I appreciated See’s writing because in the beginning the Ahka seemed so backwards to me and some of their practices were extremely horrifying. But throughout the course of the novel See was able to make me really appreciate their way of life and they did progress to abandon some of their more troubling customs (namely the killing of “human rejects”).

But I loved Li-yan because despite being told she was worth nothing, she had such ambition to pursue a better life through education and a desire to be someone. She convinces the village and her father to allow her to pursue her education and becomes the first educated person in the village. She faces so many struggles, but she always persevered and made choices (some of which were very tough) on what she felt was best for herself. Some readers might condemn her for giving up her child, but I didn’t fault her. She really would have had no life if she had decided to keep Yan-yeh. In many cases she was forced into some of her decisions, but I especially loved her decision to leave San-pa. I fully expected her to stick things out no matter how toxic things became, but when she finally recognized what was going on, she made a decision for herself to leave, even though she risked being sold or killed if she was caught.

She made so many wrong choices and at times really disappointed me, but I could sympathize with her decisions and forgive her for them. I was sad when she got distracted from her studies and ignored the advice of her family about San-pa, but she was so young and blinded by love, which I think we’ve all been at the young age of 16. She punished herself for so long after her failed marriage though and I was glad to see her find the strength to love again. 

I thought her relationship with her mother was beautiful. In the beginning I didn’t like A-ma because she was so harsh with Li-Yan, but she really grew on me and it was wonderful to watch their relationship grow and to see the softness in A-ma after the birth of Yan-yeh. I really enjoyed all the mother/daughter relationships in this book and the relationships between all of the women.

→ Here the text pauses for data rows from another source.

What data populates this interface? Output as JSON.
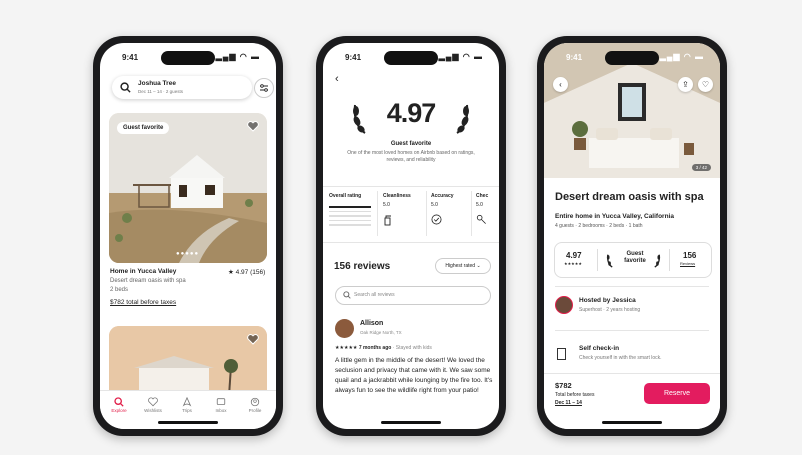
{
  "status": {
    "time": "9:41"
  },
  "phone1": {
    "search_title": "Joshua Tree",
    "search_sub": "Dec 11 – 14 · 2 guests",
    "badge": "Guest favorite",
    "listing_title": "Home in Yucca Valley",
    "listing_rating": "★ 4.97 (156)",
    "listing_desc": "Desert dream oasis with spa",
    "listing_beds": "2 beds",
    "listing_price": "$782 total before taxes",
    "tabs": [
      "Explore",
      "Wishlists",
      "Trips",
      "Inbox",
      "Profile"
    ]
  },
  "phone2": {
    "score": "4.97",
    "guest_favorite": "Guest favorite",
    "description": "One of the most loved homes on Airbnb based on ratings, reviews, and reliability",
    "stats": [
      {
        "label": "Overall rating",
        "value": ""
      },
      {
        "label": "Cleanliness",
        "value": "5.0"
      },
      {
        "label": "Accuracy",
        "value": "5.0"
      },
      {
        "label": "Chec",
        "value": "5.0"
      }
    ],
    "reviews_count": "156 reviews",
    "sort": "Highest rated",
    "search_placeholder": "Search all reviews",
    "reviewer_name": "Allison",
    "reviewer_loc": "Oak Ridge North, TX",
    "review_meta": "7 months ago",
    "review_meta2": "· Stayed with kids",
    "review_stars": "★★★★★",
    "review_text": "A little gem in the middle of the desert! We loved the seclusion and privacy that came with it. We saw some quail and a jackrabbit while lounging by the fire too. It's always fun to see the wildlife right from your patio!"
  },
  "phone3": {
    "photo_count": "3 / 42",
    "title": "Desert dream oasis with spa",
    "subtitle": "Entire home in Yucca Valley, California",
    "details": "4 guests · 2 bedrooms · 2 beds · 1 bath",
    "rating": "4.97",
    "rating_stars": "★★★★★",
    "guest_favorite": "Guest favorite",
    "reviews_num": "156",
    "reviews_label": "Reviews",
    "host": "Hosted by Jessica",
    "host_sub": "Superhost · 2 years hosting",
    "checkin": "Self check-in",
    "checkin_sub": "Check yourself in with the smart lock.",
    "price": "$782",
    "price_sub": "Total before taxes",
    "dates": "Dec 11 – 14",
    "reserve": "Reserve"
  },
  "colors": {
    "brand": "#e31c5f",
    "active_tab": "#e11d48"
  }
}
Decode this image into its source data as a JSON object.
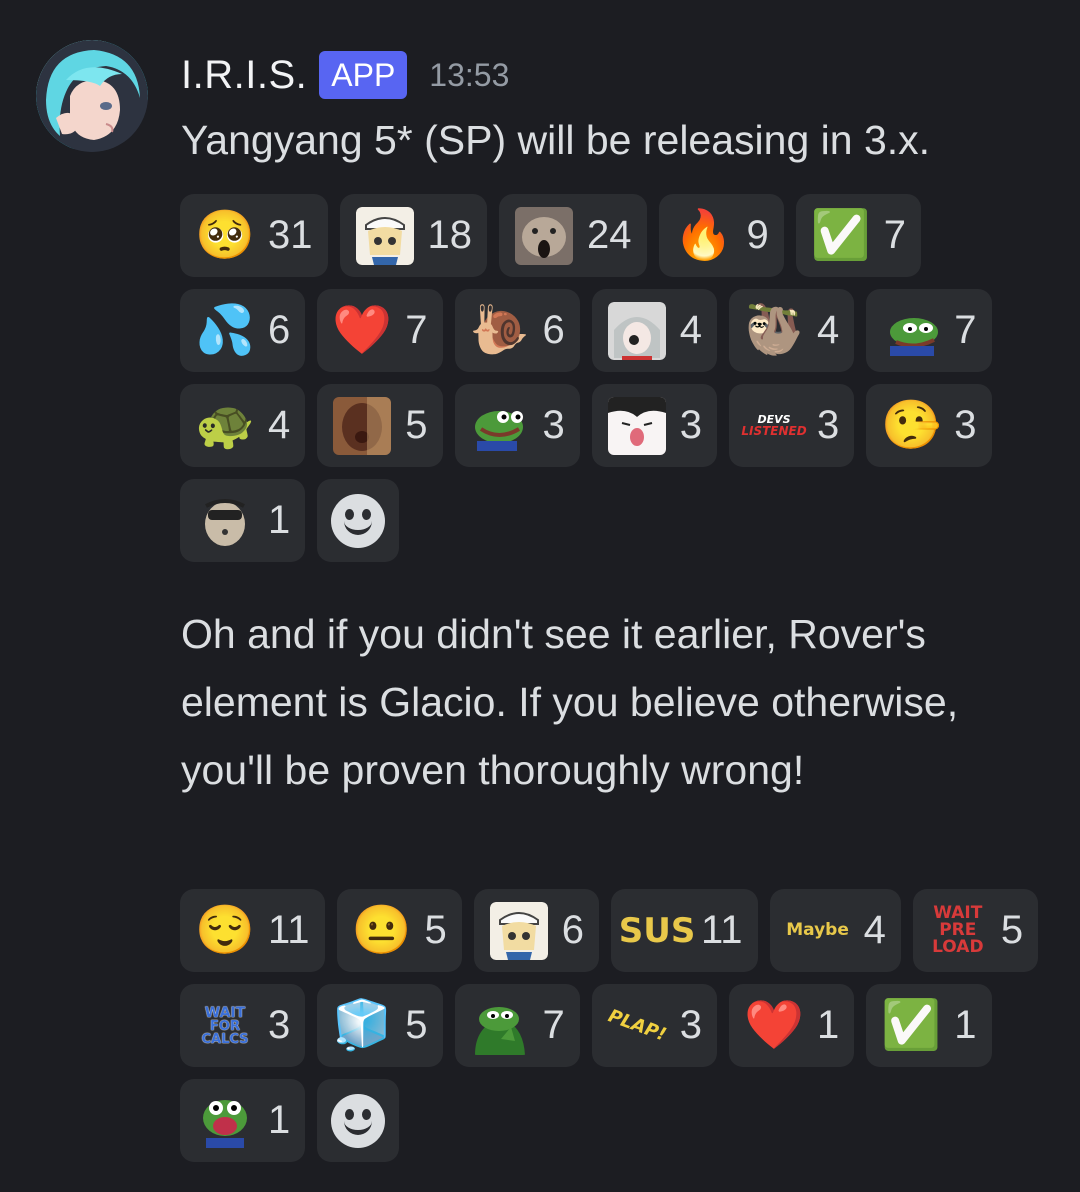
{
  "message": {
    "author": "I.R.I.S.",
    "badge": "APP",
    "timestamp": "13:53",
    "text1": "Yangyang 5* (SP) will be releasing in 3.x.",
    "text2": "Oh and if you didn't see it earlier, Rover's element is Glacio. If you believe otherwise, you'll be proven thoroughly wrong!"
  },
  "reactions1": [
    {
      "icon": "pleading-face-icon",
      "glyph": "🥺",
      "count": "31"
    },
    {
      "icon": "anime-girl-sticker-icon",
      "glyph": "",
      "count": "18"
    },
    {
      "icon": "hamster-scream-icon",
      "glyph": "",
      "count": "24"
    },
    {
      "icon": "fire-icon",
      "glyph": "🔥",
      "count": "9"
    },
    {
      "icon": "check-mark-icon",
      "glyph": "✅",
      "count": "7"
    },
    {
      "icon": "sweat-drops-icon",
      "glyph": "💦",
      "count": "6"
    },
    {
      "icon": "heart-icon",
      "glyph": "❤️",
      "count": "7"
    },
    {
      "icon": "snail-icon",
      "glyph": "🐌",
      "count": "6"
    },
    {
      "icon": "anime-crying-icon",
      "glyph": "",
      "count": "4"
    },
    {
      "icon": "sloth-icon",
      "glyph": "🦥",
      "count": "4"
    },
    {
      "icon": "pepe-icon",
      "glyph": "",
      "count": "7"
    },
    {
      "icon": "turtle-icon",
      "glyph": "🐢",
      "count": "4"
    },
    {
      "icon": "man-kiss-icon",
      "glyph": "",
      "count": "5"
    },
    {
      "icon": "pepe-happy-icon",
      "glyph": "",
      "count": "3"
    },
    {
      "icon": "anime-shocked-icon",
      "glyph": "",
      "count": "3"
    },
    {
      "icon": "devs-listened-icon",
      "text_lines": [
        "DEVS",
        "LISTENED"
      ],
      "count": "3"
    },
    {
      "icon": "lying-face-icon",
      "glyph": "🤥",
      "count": "3"
    },
    {
      "icon": "hamster-shades-icon",
      "glyph": "",
      "count": "1"
    }
  ],
  "reactions2": [
    {
      "icon": "relieved-smirk-icon",
      "glyph": "😌",
      "count": "11"
    },
    {
      "icon": "neutral-face-icon",
      "glyph": "😐",
      "count": "5"
    },
    {
      "icon": "anime-girl-sticker-icon",
      "glyph": "",
      "count": "6"
    },
    {
      "icon": "sus-text-icon",
      "text_lines": [
        "SUS"
      ],
      "count": "11"
    },
    {
      "icon": "maybe-text-icon",
      "text_lines": [
        "Maybe"
      ],
      "count": "4"
    },
    {
      "icon": "wait-preload-icon",
      "text_lines": [
        "WAIT",
        "PRE",
        "LOAD"
      ],
      "count": "5"
    },
    {
      "icon": "wait-for-calcs-icon",
      "text_lines": [
        "WAIT",
        "FOR",
        "CALCS"
      ],
      "count": "3"
    },
    {
      "icon": "ice-cube-icon",
      "glyph": "🧊",
      "count": "5"
    },
    {
      "icon": "pepe-thumbs-up-icon",
      "glyph": "",
      "count": "7"
    },
    {
      "icon": "plap-text-icon",
      "text_lines": [
        "PLAP!"
      ],
      "count": "3"
    },
    {
      "icon": "heart-icon",
      "glyph": "❤️",
      "count": "1"
    },
    {
      "icon": "check-mark-icon",
      "glyph": "✅",
      "count": "1"
    },
    {
      "icon": "pepe-shouting-icon",
      "glyph": "",
      "count": "1"
    }
  ],
  "colors": {
    "background": "#1c1d22",
    "reaction_bg": "#2b2d31",
    "badge": "#5865f2",
    "text": "#dbdee1",
    "muted": "#949ba4"
  }
}
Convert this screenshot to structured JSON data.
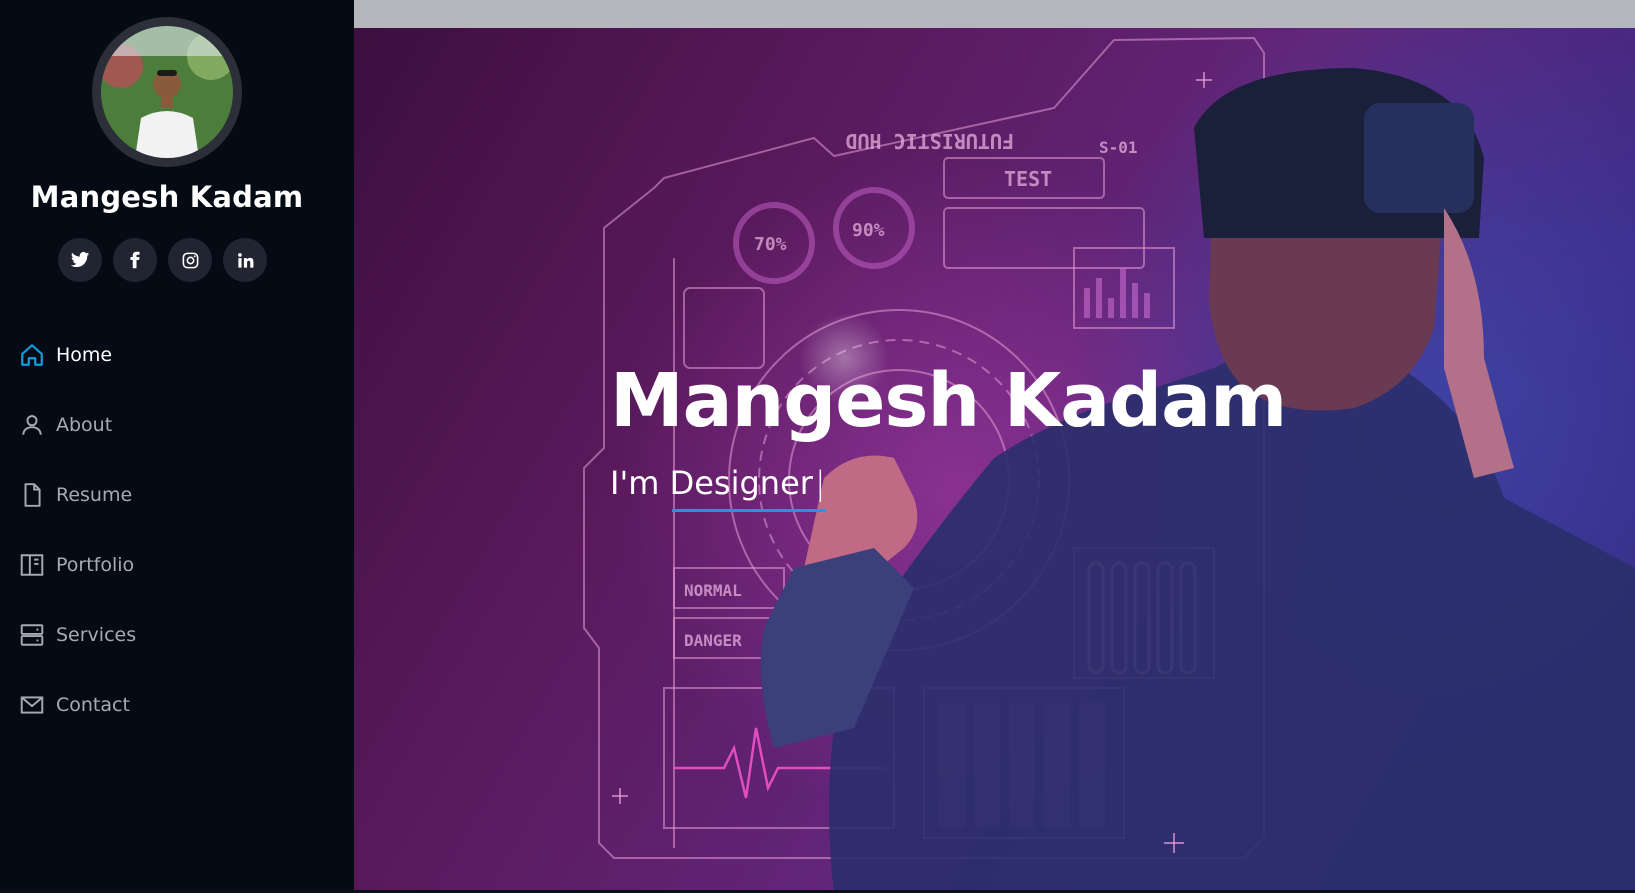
{
  "profile": {
    "name": "Mangesh Kadam",
    "avatar_alt": "profile-photo"
  },
  "social": [
    {
      "name": "twitter",
      "icon": "twitter-icon"
    },
    {
      "name": "facebook",
      "icon": "facebook-icon"
    },
    {
      "name": "instagram",
      "icon": "instagram-icon"
    },
    {
      "name": "linkedin",
      "icon": "linkedin-icon"
    }
  ],
  "nav": {
    "items": [
      {
        "label": "Home",
        "icon": "home-icon",
        "active": true
      },
      {
        "label": "About",
        "icon": "user-icon",
        "active": false
      },
      {
        "label": "Resume",
        "icon": "file-icon",
        "active": false
      },
      {
        "label": "Portfolio",
        "icon": "layout-icon",
        "active": false
      },
      {
        "label": "Services",
        "icon": "server-icon",
        "active": false
      },
      {
        "label": "Contact",
        "icon": "envelope-icon",
        "active": false
      }
    ]
  },
  "hero": {
    "title": "Mangesh Kadam",
    "prefix": "I'm",
    "typed_word": "Designer",
    "cursor": "|",
    "hud_labels": {
      "futuristic": "FUTURISTIC HUD",
      "test": "TEST",
      "code": "S-01",
      "gauge1": "70%",
      "gauge2": "90%",
      "normal": "NORMAL",
      "danger": "DANGER"
    }
  },
  "colors": {
    "accent": "#149ddd",
    "sidebar_bg": "#040b14",
    "social_bg": "#212431",
    "nav_text": "#a8a9b4"
  }
}
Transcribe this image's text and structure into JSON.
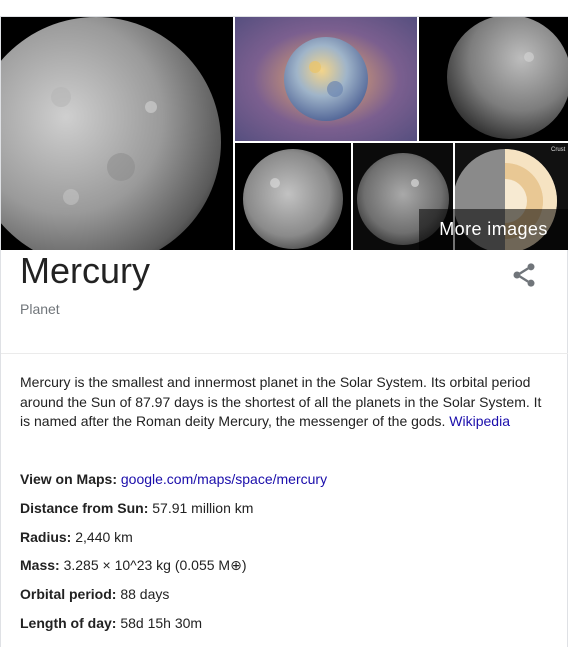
{
  "gallery": {
    "more_images_label": "More images",
    "image_labels": [
      "Crust"
    ]
  },
  "entity": {
    "title": "Mercury",
    "subtitle": "Planet"
  },
  "description": {
    "text": "Mercury is the smallest and innermost planet in the Solar System. Its orbital period around the Sun of 87.97 days is the shortest of all the planets in the Solar System. It is named after the Roman deity Mercury, the messenger of the gods.",
    "source_link": "Wikipedia"
  },
  "facts": [
    {
      "label": "View on Maps:",
      "value": "google.com/maps/space/mercury",
      "link": true
    },
    {
      "label": "Distance from Sun:",
      "value": "57.91 million km"
    },
    {
      "label": "Radius:",
      "value": "2,440 km"
    },
    {
      "label": "Mass:",
      "value": "3.285 × 10^23 kg (0.055 M⊕)"
    },
    {
      "label": "Orbital period:",
      "value": "88 days"
    },
    {
      "label": "Length of day:",
      "value": "58d 15h 30m"
    }
  ],
  "colors": {
    "link": "#1a0dab",
    "text": "#222222",
    "secondary": "#70757a"
  },
  "icons": [
    "share-icon"
  ]
}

I didn’t enjoy the format of Hayley’s story as much (I think I would have preferred 1st person POV), but I learned a lot from her experience as well. I’ve thought about the challenges immigrants face in moving to America/Canada, but I haven’t put much thought into what it must be like to have parents that don’t look like you and to have so many stereotypes forced upon you. You always expect that your parents would be people that you could relate to and take advice from, but when your lived experience is so different from theirs, it must be so difficult not to have that shared experience and reassurance from your parents.

It was also interesting to learn a little bit about the one-child policy. I can’t imagine what that must have been like for Chinese mothers and it’s upsetting to see girls so little valued in a culture. It was interesting to read about Li-yan’s experience giving up her daughter and I’d love to learn more from other perspectives of women who’ve had to make decisions to give up their daughters.

And of course there was the tea. I didn’t think I could find tea so fascinating! I had no idea there was so much history behind tea and I’d never heard of Pu’er tea, so it was interesting to learn about how tea production changed Yunnan province, world tea markets, and became such a phenomenon. What I really liked about this book is that it started in the 90’s. I couldn’t believe there were villages in China that were so remote and unconnected to the world within my lifetime. It was fascinating to see how they evolved and changed as the modern world came to them in search of tea. It gave me a whole new appreciation for tea!

There is so much going on in this novel, but it all worked and was immensely compelling. It was a beautiful novel about the struggles women face, the relationship between mothers and daughters, and the ways in which we change and adapt to the world around us. Would definitely recommend!